- “Blessed are the gentle, for they shall inherit the earth” (Matthew 5:5). Being gentle means that we are always going to be calm and considerate towards others. It means that we are always going to be careful when handling various situations with people, even when we are angry or provoked. Jesus was certainly someone who was humble and gentle in heart (Matthew 11:29).
- “Blessed are those who hunger and thirst for righteousness, for they shall be filled” (Matthew 5:6). People who hunger and thirst for righteousness do more than grieve over their sins. They also long to be constantly fed with God’s word (Psalm 119:97). They worship God in spirit and truth on the first day of the week (John 4:24; Acts 20:7). They repent and turn away from sin (Luke 13:3). They obey Jesus’ command to be immersed for the forgiveness of sins (Acts 2:38; Mark 16:16). When you hunger and thirst for righteousness, Jesus will make sure you are filled (John 6:35).
- “Blessed are the merciful, for they will receive mercy” (Matthew 5:7). This quality means that we will not only have compassion towards the sufferings of others, but we will also be driven to relieve others of that suffering (see the example of the good Samaritan in Luke 10:30-37). We can’t reasonably expect to receive God’s mercy if we are unwilling to exercise mercy on others (Matthew 18:21-35).
- “Blessed are the pure in heart for they shall see God” (Matthew 5:8). It is true that we are to have morally pure hearts (Proverbs 4:23). But here in the context it appears that Jesus is talking about living a life where our hearts are consistent with our actions. He is talking about developing a real and genuine faith (2 Timothy 1:5). Only these people will get to one day see God. Those who live double lives (like the scribes and Pharisees at this time) will not!
- “Blessed are the peacemakers, for they shall be called the sons of God” (Matthew 5:9). Much of the disciple’s life is about striving for peace. We want to be at peace with God (Ephesians 2:14). We want to be at peace with fellow disciples (1 Thessalonians 5:13; Romans 14:19). We want to be at peace with all men (Romans 12:18). Striving for peace is one of the marks of a true child of God.

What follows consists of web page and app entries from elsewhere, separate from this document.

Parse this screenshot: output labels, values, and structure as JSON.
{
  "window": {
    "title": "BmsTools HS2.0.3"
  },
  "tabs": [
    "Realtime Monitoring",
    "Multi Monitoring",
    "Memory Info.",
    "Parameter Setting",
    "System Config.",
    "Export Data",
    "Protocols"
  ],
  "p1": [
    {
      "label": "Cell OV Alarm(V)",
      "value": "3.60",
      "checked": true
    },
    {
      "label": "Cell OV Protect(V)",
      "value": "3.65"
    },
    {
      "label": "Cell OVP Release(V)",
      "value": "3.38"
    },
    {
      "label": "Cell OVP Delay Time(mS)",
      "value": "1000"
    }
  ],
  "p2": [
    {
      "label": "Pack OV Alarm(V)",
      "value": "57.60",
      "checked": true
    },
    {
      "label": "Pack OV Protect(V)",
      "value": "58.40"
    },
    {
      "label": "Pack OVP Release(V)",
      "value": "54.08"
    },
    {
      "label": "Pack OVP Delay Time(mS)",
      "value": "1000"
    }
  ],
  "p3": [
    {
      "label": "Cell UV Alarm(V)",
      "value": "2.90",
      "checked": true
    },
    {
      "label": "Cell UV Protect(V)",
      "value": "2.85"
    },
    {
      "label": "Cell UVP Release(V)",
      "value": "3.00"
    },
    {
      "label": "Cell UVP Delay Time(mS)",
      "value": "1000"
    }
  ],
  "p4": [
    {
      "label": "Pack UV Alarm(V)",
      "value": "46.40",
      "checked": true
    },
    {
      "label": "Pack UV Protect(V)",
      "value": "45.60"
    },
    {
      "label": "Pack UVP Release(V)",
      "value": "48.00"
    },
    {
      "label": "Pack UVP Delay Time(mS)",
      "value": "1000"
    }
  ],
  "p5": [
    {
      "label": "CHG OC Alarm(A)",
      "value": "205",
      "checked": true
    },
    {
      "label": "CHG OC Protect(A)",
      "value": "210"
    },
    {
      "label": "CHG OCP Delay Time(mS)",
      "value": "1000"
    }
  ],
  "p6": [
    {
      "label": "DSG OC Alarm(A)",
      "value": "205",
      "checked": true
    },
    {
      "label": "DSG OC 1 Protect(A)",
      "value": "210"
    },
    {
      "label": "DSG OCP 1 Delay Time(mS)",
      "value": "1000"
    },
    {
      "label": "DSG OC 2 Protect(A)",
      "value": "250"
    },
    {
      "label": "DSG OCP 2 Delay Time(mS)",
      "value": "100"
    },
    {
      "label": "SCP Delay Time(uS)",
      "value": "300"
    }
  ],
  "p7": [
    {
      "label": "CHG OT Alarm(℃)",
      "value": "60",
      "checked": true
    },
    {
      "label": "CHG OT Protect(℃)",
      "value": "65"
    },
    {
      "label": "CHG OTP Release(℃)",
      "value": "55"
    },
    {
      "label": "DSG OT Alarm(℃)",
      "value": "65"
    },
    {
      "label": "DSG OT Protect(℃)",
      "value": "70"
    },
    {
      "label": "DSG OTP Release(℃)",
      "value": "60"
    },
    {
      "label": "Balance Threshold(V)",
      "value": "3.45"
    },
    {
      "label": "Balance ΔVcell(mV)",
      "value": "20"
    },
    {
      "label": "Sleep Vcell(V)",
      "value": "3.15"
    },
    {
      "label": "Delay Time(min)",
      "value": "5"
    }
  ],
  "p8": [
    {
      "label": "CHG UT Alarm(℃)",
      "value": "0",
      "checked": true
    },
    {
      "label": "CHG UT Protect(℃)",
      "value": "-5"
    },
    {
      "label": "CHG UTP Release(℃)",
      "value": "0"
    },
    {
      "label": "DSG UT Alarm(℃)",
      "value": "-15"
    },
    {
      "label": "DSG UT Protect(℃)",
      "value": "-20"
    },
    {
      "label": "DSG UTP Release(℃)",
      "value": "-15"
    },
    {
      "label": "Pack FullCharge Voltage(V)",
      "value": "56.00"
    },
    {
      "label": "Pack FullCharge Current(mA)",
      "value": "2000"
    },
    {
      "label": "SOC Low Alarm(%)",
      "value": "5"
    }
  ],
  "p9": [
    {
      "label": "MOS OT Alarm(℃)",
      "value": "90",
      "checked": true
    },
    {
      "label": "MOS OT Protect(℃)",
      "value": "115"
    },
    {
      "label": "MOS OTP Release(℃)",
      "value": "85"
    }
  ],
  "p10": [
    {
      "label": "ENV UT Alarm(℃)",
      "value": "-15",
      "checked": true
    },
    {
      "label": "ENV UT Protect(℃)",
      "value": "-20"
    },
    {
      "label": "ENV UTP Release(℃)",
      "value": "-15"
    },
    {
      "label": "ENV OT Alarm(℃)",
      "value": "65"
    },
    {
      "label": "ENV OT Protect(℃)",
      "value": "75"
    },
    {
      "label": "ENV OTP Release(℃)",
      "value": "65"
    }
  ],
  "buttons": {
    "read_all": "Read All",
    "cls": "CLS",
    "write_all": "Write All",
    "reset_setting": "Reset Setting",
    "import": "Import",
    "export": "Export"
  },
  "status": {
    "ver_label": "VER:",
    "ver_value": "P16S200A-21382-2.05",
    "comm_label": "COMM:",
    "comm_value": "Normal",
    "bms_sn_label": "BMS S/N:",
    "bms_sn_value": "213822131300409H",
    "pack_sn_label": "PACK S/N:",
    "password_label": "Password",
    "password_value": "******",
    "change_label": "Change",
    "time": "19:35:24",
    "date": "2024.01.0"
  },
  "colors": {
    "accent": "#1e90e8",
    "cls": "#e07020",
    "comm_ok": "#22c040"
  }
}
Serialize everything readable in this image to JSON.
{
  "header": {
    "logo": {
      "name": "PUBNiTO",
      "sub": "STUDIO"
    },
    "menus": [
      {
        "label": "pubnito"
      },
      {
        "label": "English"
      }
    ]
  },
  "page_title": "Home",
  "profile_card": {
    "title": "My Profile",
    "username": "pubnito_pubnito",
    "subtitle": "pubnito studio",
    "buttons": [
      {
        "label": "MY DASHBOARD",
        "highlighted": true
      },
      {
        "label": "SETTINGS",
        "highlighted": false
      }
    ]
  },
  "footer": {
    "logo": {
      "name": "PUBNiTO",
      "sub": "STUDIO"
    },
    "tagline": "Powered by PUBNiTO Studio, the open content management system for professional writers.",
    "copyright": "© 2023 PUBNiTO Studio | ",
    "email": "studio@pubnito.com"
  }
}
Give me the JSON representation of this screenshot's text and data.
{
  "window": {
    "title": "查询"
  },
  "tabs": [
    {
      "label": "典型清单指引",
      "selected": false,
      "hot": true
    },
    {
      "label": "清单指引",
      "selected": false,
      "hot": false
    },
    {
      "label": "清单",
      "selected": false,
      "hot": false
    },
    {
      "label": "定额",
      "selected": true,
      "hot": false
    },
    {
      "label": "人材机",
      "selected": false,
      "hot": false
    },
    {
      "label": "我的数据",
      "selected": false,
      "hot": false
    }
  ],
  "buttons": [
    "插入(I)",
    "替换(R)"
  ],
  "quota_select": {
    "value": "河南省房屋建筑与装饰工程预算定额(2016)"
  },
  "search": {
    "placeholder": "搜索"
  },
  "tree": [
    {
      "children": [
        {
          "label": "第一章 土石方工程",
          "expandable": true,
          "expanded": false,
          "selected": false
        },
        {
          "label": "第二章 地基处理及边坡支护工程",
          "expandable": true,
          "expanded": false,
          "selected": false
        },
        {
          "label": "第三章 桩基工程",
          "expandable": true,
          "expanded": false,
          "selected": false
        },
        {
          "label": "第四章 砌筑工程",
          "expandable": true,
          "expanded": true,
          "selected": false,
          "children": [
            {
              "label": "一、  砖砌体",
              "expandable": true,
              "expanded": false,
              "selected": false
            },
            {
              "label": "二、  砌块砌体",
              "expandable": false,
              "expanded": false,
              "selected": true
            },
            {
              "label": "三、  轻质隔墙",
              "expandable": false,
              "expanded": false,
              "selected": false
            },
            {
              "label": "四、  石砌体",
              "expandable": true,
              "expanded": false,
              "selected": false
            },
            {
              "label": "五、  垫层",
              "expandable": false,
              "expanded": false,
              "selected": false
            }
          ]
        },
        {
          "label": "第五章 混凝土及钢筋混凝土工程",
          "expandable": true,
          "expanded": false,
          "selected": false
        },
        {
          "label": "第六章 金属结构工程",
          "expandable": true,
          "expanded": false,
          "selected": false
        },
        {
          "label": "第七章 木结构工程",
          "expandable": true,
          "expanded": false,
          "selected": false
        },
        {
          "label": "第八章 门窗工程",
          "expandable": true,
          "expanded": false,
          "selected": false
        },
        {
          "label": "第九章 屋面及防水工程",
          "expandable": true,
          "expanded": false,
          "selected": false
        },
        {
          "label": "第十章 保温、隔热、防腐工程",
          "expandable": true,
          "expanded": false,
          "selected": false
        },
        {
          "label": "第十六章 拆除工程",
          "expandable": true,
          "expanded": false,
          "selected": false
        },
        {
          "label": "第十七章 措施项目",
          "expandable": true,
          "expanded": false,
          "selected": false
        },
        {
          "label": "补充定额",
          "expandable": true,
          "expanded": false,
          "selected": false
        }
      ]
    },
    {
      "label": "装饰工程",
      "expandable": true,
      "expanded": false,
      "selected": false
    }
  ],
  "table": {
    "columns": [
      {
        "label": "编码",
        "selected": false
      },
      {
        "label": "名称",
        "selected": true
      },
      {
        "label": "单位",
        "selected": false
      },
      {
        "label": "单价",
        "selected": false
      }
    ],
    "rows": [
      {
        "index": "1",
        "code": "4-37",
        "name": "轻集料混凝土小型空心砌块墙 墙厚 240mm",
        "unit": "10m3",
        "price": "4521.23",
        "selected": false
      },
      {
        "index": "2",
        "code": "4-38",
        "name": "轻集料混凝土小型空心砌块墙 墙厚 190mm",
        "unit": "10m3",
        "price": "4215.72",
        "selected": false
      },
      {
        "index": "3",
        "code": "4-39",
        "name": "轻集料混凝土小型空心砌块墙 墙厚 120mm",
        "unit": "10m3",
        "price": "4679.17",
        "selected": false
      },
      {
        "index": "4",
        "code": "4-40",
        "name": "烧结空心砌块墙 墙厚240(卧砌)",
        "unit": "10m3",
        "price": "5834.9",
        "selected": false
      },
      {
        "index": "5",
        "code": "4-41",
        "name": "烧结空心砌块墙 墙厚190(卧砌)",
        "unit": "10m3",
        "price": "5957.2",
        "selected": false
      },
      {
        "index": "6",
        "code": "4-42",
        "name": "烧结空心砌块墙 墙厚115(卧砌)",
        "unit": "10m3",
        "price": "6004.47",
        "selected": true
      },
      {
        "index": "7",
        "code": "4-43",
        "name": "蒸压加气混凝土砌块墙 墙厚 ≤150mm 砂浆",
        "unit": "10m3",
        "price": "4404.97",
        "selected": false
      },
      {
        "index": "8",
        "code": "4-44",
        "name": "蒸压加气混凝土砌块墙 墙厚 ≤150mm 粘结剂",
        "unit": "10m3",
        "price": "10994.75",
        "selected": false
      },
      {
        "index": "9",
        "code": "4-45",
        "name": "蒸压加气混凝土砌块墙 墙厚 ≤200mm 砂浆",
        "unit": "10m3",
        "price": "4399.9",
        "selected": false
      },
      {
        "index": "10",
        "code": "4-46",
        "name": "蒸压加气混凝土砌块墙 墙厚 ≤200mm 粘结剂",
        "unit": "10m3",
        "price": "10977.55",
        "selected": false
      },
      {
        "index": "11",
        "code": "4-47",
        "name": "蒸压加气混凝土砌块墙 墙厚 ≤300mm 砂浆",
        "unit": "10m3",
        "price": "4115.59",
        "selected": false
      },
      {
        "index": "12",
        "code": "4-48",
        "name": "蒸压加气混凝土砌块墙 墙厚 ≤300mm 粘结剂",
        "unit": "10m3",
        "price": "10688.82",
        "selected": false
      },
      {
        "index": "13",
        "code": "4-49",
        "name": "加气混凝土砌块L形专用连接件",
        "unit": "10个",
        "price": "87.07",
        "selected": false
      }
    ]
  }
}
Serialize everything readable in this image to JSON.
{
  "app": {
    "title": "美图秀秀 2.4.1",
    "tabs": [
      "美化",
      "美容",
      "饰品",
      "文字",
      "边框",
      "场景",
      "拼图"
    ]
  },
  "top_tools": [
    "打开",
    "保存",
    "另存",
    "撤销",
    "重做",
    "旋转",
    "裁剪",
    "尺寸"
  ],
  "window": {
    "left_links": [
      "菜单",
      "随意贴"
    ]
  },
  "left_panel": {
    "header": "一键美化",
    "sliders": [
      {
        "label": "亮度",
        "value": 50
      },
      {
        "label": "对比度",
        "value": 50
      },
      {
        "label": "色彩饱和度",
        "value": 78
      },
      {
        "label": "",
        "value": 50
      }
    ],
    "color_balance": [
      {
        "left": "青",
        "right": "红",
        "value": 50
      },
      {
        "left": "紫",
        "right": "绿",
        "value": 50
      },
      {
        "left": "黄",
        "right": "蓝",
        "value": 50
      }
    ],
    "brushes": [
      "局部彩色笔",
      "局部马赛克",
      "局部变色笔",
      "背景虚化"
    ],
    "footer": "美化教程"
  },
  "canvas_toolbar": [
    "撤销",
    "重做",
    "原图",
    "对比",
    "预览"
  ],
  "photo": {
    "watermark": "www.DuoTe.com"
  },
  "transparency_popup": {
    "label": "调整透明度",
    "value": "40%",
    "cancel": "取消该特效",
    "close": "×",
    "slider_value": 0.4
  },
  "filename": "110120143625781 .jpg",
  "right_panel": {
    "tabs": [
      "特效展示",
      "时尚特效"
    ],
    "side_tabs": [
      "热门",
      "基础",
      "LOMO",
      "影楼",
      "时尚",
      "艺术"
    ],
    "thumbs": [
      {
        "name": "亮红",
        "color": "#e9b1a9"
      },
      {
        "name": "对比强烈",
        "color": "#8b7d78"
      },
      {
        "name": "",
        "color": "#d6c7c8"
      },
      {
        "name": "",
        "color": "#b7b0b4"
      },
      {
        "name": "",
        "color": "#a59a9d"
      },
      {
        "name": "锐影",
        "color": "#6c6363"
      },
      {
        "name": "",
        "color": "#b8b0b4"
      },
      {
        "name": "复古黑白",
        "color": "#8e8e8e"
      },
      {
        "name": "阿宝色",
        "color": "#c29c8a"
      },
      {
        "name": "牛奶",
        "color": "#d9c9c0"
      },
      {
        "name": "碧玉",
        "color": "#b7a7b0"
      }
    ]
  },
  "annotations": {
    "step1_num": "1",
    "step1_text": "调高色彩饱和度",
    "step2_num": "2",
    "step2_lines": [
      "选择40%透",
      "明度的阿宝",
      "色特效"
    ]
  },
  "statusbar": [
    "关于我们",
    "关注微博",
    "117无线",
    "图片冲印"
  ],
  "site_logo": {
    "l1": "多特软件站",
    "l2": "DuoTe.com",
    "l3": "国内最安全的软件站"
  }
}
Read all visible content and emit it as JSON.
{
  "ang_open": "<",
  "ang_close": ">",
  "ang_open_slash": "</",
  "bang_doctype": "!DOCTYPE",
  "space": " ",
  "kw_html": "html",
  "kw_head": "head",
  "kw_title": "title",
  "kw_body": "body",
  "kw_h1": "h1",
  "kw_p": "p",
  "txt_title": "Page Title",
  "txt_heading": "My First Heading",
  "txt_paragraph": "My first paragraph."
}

- “Blessed are those who have been persecuted for the sake of righteousness, for theirs is the kingdom of heaven” (Matthew 5:10). This is probably the most shocking of all the qualities listed. It seems to deviate from the pattern Jesus has been following. It doesn’t describe the character we are to possess, but how others in the world will respond to our character if we follow Jesus. When we stand with Jesus some will mock, laugh, and ridicule us. But that is okay. God is watching and He will one day reward us for our commitment with something great in heaven (Matthew 5:11-12).
Do you have these eight qualities in your heart? If not, challenge yourself to develop and maintain them. According to Jesus, doing so will lead to some of the greatest blessings you could ever have in your life!
– Shawn Jeffries